The character of Andy Karan, also ex-Army personnel in the book, is modelled upon one of Mahabharata's legendary warriors and often misunderstood soldiers, Karan. Much like the hero from the epic, Andy refuses to walk the path of corruption and politics. He embodies all qualities of a patriot who is willing to die upholding the virtues of truth, friendship and love; but can never bring himself to live a borrowed life dictated by someone else's terms and conditions.

The author shows an eye for detail in setting up the countryside scenes and there are couple of wonderfully etched out scenes when Andy first starts his interrogation. The story pace is brisk, punctuated with short, saucy sentences and keeps you turning pages to know what lies ahead. As the story progresses, motivations of antagonists and other additional information appear which at times is hazy but do keep the book at a tight leash.

The minor quibbles about the book are what ultimately does not take it to the next level. The female character hardly justify the presence - Monica's presence is mere ornamental and even though at one point she does set off things in motion, it is hardly convincing. The editing with respect to grammatical and punctuation mistakes could have been much better. I also could not get my head around the Vietnam and North Korean connection for Andy. The unnecessary time shifts also creates somewhat confusing experience.

Barring these nitpicking's, Catching the departed is a competent thriller in the first of Andy Karan series. I am going with 3/5 for this one. I hope to read two more books in this series in the future.

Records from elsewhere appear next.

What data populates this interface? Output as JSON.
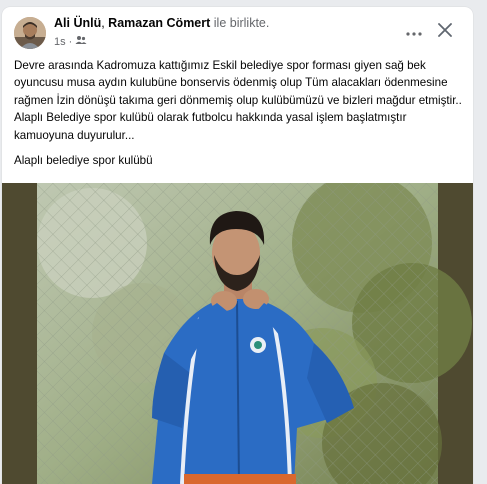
{
  "post": {
    "author_1": "Ali Ünlü",
    "separator": ", ",
    "author_2": "Ramazan Cömert",
    "with_text": " ile birlikte.",
    "time": "1s",
    "dot": "·",
    "audience_icon": "friends-icon",
    "more_icon": "more-horizontal-icon",
    "close_icon": "close-icon",
    "body": "Devre arasında Kadromuza kattığımız Eskil belediye spor forması giyen sağ bek oyuncusu musa aydın kulubüne bonservis ödenmiş olup Tüm alacakları ödenmesine rağmen İzin dönüşü takıma geri dönmemiş olup kulübümüzü ve bizleri mağdur etmiştir..\nAlaplı Belediye spor kulübü olarak futbolcu hakkında yasal işlem başlatmıştır kamuoyuna duyurulur...",
    "signature": "Alaplı belediye spor kulübü"
  },
  "colors": {
    "text": "#050505",
    "secondary": "#65676b",
    "background": "#e9ebee",
    "card": "#ffffff",
    "jersey": "#2b6cc4"
  }
}
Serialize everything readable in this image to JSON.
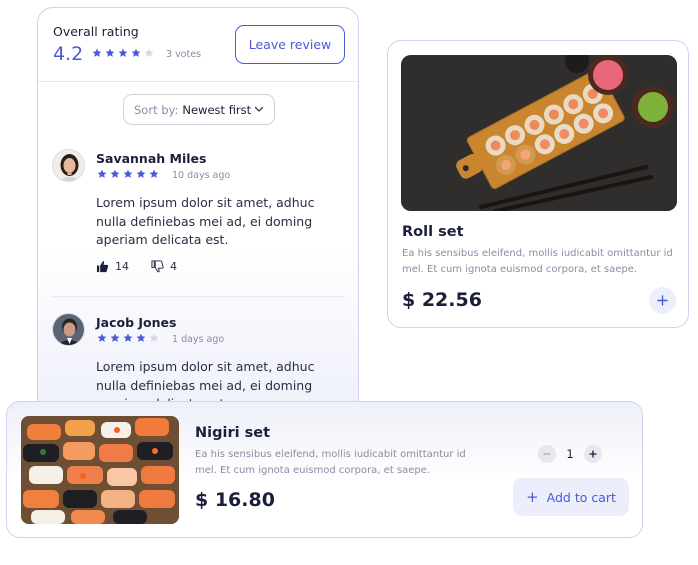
{
  "reviews": {
    "overall_label": "Overall rating",
    "score": "4.2",
    "score_stars": 4,
    "votes": "3 votes",
    "leave_review_label": "Leave review",
    "sort_label": "Sort by:",
    "sort_value": "Newest first",
    "items": [
      {
        "name": "Savannah Miles",
        "stars": 5,
        "time": "10 days ago",
        "text": "Lorem ipsum dolor sit amet, adhuc nulla definiebas mei ad, ei doming aperiam delicata est.",
        "likes": "14",
        "dislikes": "4"
      },
      {
        "name": "Jacob Jones",
        "stars": 4,
        "time": "1 days ago",
        "text": "Lorem ipsum dolor sit amet, adhuc nulla definiebas mei ad, ei doming aperiam delicata est."
      }
    ]
  },
  "roll": {
    "title": "Roll set",
    "description": "Ea his sensibus eleifend, mollis iudicabit omittantur id mel. Et cum ignota euismod corpora, et saepe.",
    "price": "$ 22.56"
  },
  "nigiri": {
    "title": "Nigiri set",
    "description": "Ea his sensibus eleifend, mollis iudicabit omittantur id mel. Et cum ignota euismod corpora, et saepe.",
    "price": "$ 16.80",
    "quantity": "1",
    "add_to_cart_label": "Add to cart"
  },
  "icons": {
    "star": "star-icon",
    "thumb_up": "thumbs-up-icon",
    "thumb_down": "thumbs-down-icon",
    "chevron": "chevron-down-icon",
    "plus": "plus-icon",
    "minus": "minus-icon"
  },
  "colors": {
    "accent": "#4b5ad8",
    "star_filled": "#4b5ad8",
    "star_empty": "#d6d7e0",
    "text": "#1c1f3a",
    "muted": "#8a8ca3"
  }
}
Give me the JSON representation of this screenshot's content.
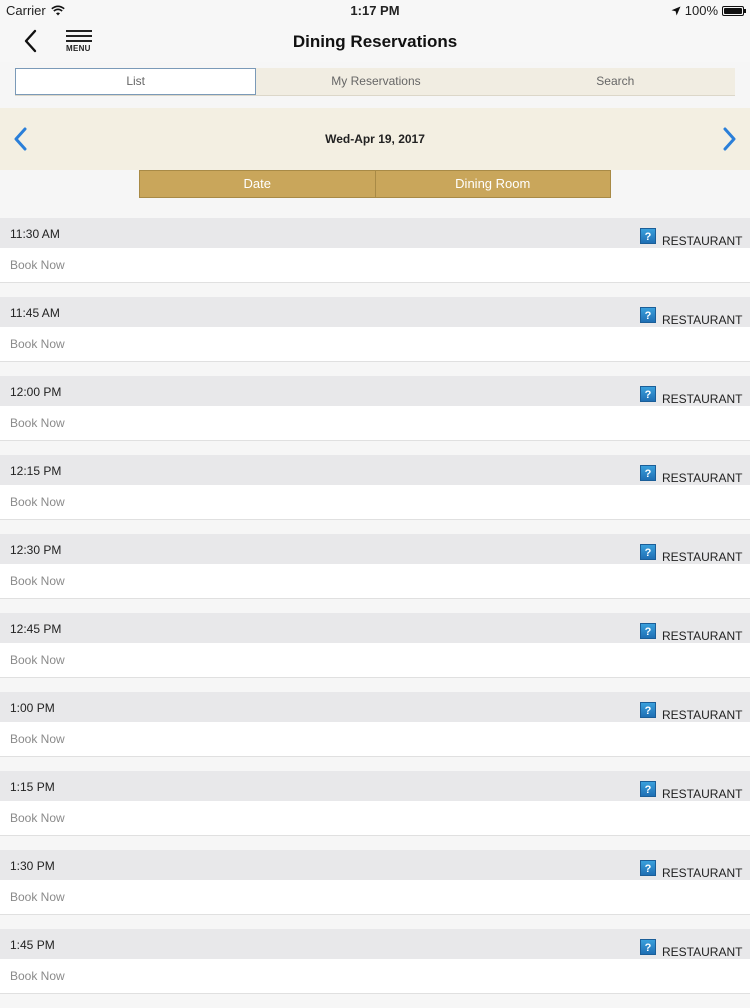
{
  "status_bar": {
    "carrier": "Carrier",
    "time": "1:17 PM",
    "battery": "100%",
    "battery_level": 1.0
  },
  "nav": {
    "title": "Dining Reservations",
    "menu_label": "MENU"
  },
  "tabs": [
    {
      "label": "List",
      "active": true
    },
    {
      "label": "My Reservations",
      "active": false
    },
    {
      "label": "Search",
      "active": false
    }
  ],
  "date_bar": {
    "date": "Wed-Apr 19, 2017"
  },
  "sort": {
    "date_label": "Date",
    "dining_room_label": "Dining Room"
  },
  "slots": [
    {
      "time": "11:30 AM",
      "room": "RESTAURANT",
      "action": "Book Now"
    },
    {
      "time": "11:45 AM",
      "room": "RESTAURANT",
      "action": "Book Now"
    },
    {
      "time": "12:00 PM",
      "room": "RESTAURANT",
      "action": "Book Now"
    },
    {
      "time": "12:15 PM",
      "room": "RESTAURANT",
      "action": "Book Now"
    },
    {
      "time": "12:30 PM",
      "room": "RESTAURANT",
      "action": "Book Now"
    },
    {
      "time": "12:45 PM",
      "room": "RESTAURANT",
      "action": "Book Now"
    },
    {
      "time": "1:00 PM",
      "room": "RESTAURANT",
      "action": "Book Now"
    },
    {
      "time": "1:15 PM",
      "room": "RESTAURANT",
      "action": "Book Now"
    },
    {
      "time": "1:30 PM",
      "room": "RESTAURANT",
      "action": "Book Now"
    },
    {
      "time": "1:45 PM",
      "room": "RESTAURANT",
      "action": "Book Now"
    }
  ],
  "icons": {
    "back": "chevron-left-icon",
    "menu": "hamburger-menu-icon",
    "prev_date": "chevron-left-icon",
    "next_date": "chevron-right-icon",
    "info": "question-mark-icon",
    "wifi": "wifi-icon",
    "location": "location-arrow-icon",
    "battery": "battery-icon"
  },
  "colors": {
    "accent_gold": "#c9a65b",
    "arrow_blue": "#2a7fd9",
    "tab_border": "#7b9ab8",
    "info_icon_blue": "#2a86cc"
  }
}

‘Catching the Departed by Kulpreet Yadav’ was shortlisted for the DNA-Hachette “Hunt for the Next Bestseller” prize

[He is also the founder-editor of Open Road Review ]

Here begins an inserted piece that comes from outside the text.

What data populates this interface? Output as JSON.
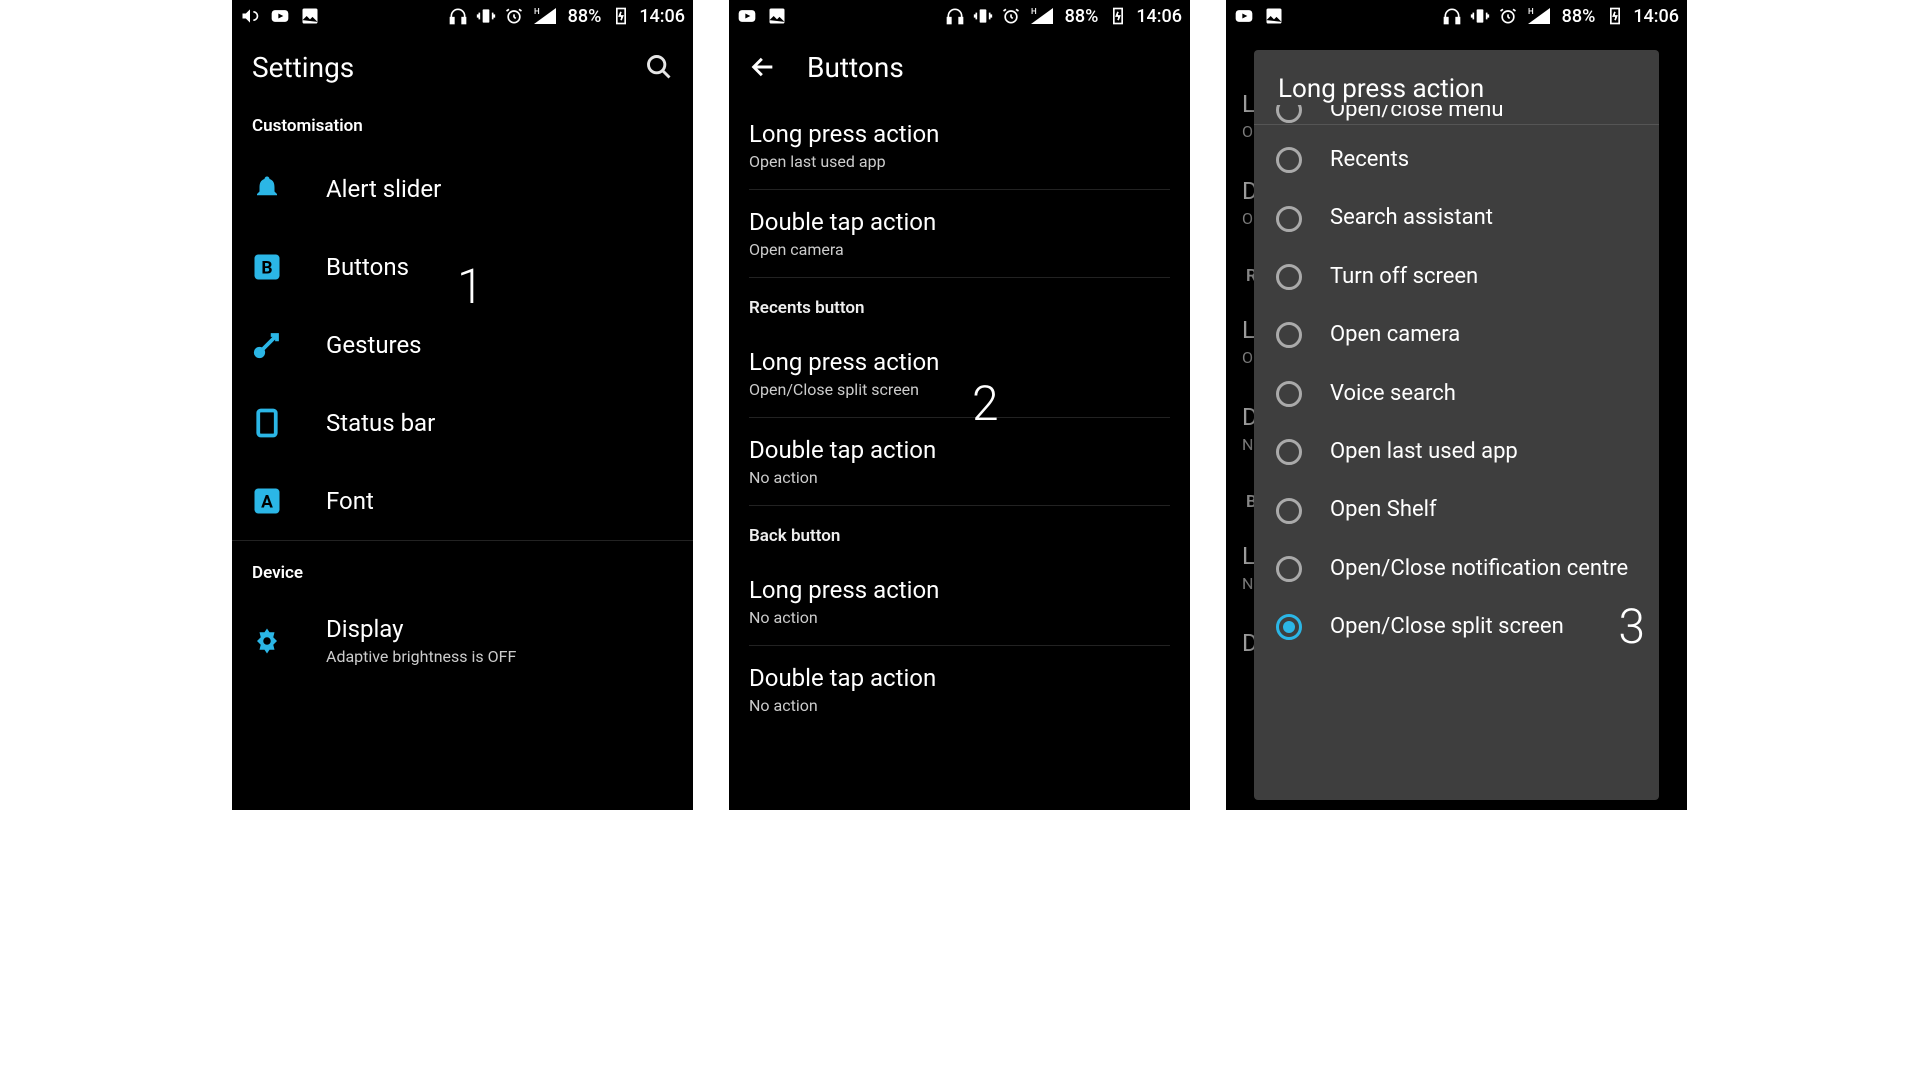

[Earlier review of Yadav books : India Unlimited here and A Waiting Wave here ]

December 4, 2014

Book Review - 178 : Play with me

Author : Ananth Padmanabhan
Publisher : Penguin India

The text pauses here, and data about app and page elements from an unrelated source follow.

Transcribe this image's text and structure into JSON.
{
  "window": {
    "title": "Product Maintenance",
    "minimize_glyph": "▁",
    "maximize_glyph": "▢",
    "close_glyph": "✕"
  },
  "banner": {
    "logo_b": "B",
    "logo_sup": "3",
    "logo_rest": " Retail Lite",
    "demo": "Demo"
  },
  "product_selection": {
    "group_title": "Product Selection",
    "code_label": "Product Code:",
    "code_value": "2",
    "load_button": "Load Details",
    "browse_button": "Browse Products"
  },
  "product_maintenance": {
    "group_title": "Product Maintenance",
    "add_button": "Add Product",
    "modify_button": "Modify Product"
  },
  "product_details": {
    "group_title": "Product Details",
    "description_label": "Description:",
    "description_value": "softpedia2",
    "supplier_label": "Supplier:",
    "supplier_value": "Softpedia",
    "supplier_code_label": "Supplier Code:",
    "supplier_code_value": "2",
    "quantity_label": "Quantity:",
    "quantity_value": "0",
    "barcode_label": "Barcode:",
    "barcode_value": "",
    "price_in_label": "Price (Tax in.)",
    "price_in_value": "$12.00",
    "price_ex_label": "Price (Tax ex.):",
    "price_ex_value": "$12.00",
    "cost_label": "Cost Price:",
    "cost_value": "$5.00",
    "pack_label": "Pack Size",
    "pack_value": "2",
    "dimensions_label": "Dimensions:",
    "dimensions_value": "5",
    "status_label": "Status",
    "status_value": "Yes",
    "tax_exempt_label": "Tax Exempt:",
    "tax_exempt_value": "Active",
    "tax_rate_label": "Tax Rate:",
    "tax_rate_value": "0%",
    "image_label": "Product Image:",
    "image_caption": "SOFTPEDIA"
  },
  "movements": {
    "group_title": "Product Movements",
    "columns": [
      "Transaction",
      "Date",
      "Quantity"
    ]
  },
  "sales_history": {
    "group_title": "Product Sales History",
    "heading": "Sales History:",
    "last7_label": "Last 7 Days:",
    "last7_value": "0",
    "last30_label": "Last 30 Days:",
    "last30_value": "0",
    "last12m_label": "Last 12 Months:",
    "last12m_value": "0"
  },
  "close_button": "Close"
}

If writing about sex was that easy, there would never have been bad sex awards in existence. Play with me by Ananth has right intentions to create an erotic novel, and mostly succeeds in creating those heavy duty sex scenes, but ultimately ruins it by concentrating only on sex and rarely on the feeling of these protagonists turning it marginally into a pornographic novel.

The book is about Sid, a successful photographer in a boutique ad agency. He is single and has everything he wants - a good job, great colleagues and a hassle-free life. But if there is one thing that has eluded him it is love. Until the gorgeous, free-spirited Cara walks into his life. Sexually obsessed, the two begin a charged affair that disrupts all his notions of love and transforms the way Sid thinks about erotic pleasure. But then something strange happens - Sid finds himself falling in love with another woman.

The biggest issue with the book is that it hardly a 'real' novel. Slowly, scene by scene, it turns into a fantasy novel because author hardly invests time in building some kind of connection between these characters. In the fantasy world of Sid, it is easy to have a threesome on beach in Goa and it is extremely easy to get laid on the first night out with a Turkish colleague. Problem you see, is in details - What makes Sid attractive to them? What circumstances or feelings bring them close? Why Sid prefers to have such a lifestyle? There are many questions and narrative offers very little answers. This is book written with amateur zeal and more to attract people with kinky stuff.

The pace is brisk and thankfully, it does not overstay than required. Cut into short, punchy chapters, it is decently structured and well edited. I personally enjoyed the moments of introspection in Sid's life when he is free of sex thoughts and more concerned on what he is doing with his life. The distinction in characters between the two ladies in Sid's life is more cosmetic than build into an organic flow. There are hardly twists and turns and the climax is deliberately kept open with loose ends, most probably to make a sequel out of it.

I am going with 2.5/5 for Play with me by Ananth. Enjoy the book like you enjoy porn. That is, without thinking too much. Because there is hardly anything of literal value here. Read at your own risk and keep your expectations extremely low.